The BRAF pseudogene functions as a competitive endogenous RNA and induces lymphoma in vivo
Lymphoma, Large B-Cell, Diffuse
Proto-Oncogene Proteins B-raf

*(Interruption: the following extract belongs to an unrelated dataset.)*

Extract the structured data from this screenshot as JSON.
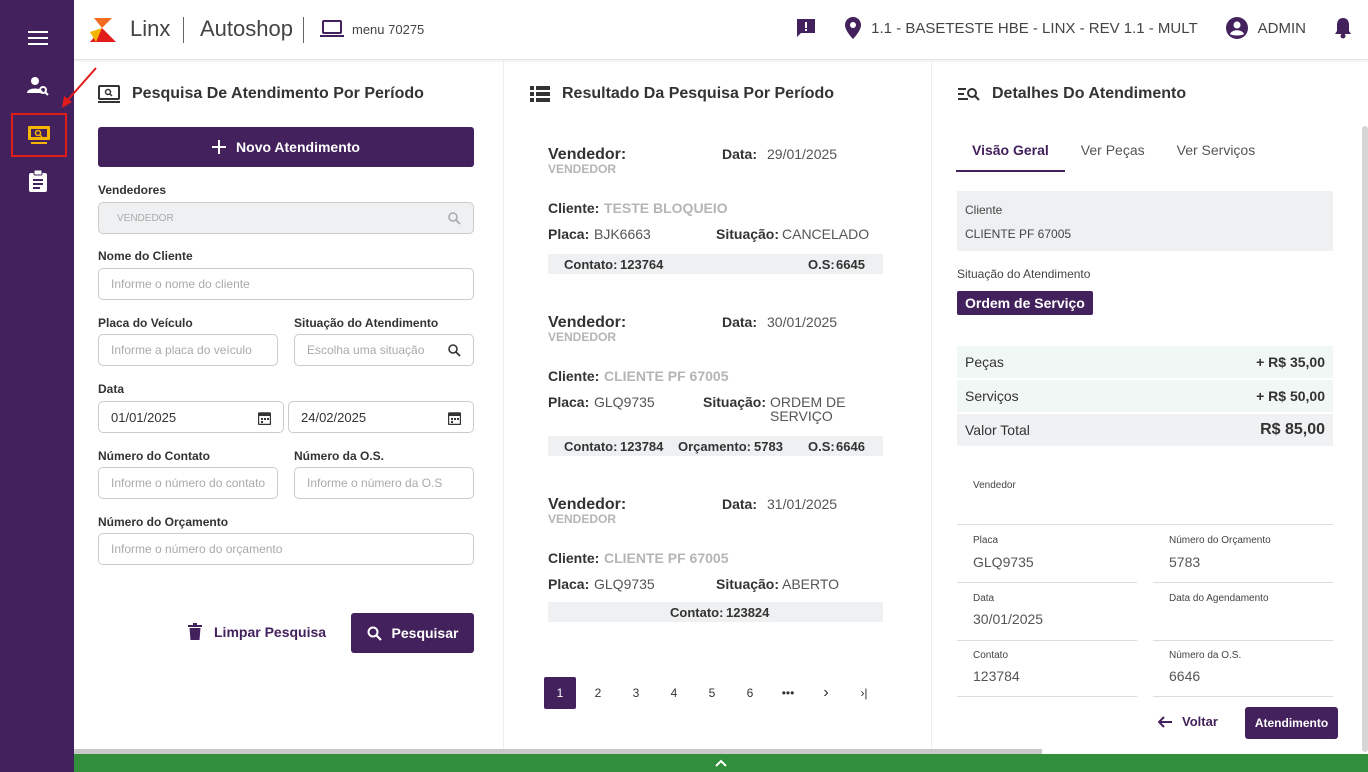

Research over the past decade has suggested important roles for pseudogenes in physiology and disease. In vitro experiments demonstrated that pseudogenes contribute to cell transformation through several mechanisms. However, in vivo evidence for a causal role of pseudogenes in cancer development is lacking. Here, we report that mice engineered to overexpress either the full-length murine B-Raf pseudogene Braf-rs1 or its pseudo "CDS" or "3' UTR" develop an aggressive malignancy resembling human diffuse large B cell lymphoma. We show that Braf-rs1 and its human ortholog, BRAFP1, elicit their oncogenic activity, at least in part, as competitive endogenous RNAs (ceRNAs) that elevate BRAF expression and MAPK activation in vitro and in vivo. Notably, we find that transcriptional or genomic aberrations of BRAFP1 occur frequently in multiple human cancers, including B cell lymphomas. Our engineered mouse models demonstrate the oncogenic potential of pseudogenes and indicate that ceRNA-mediated microRNA sequestration may contribute to the development of cancer.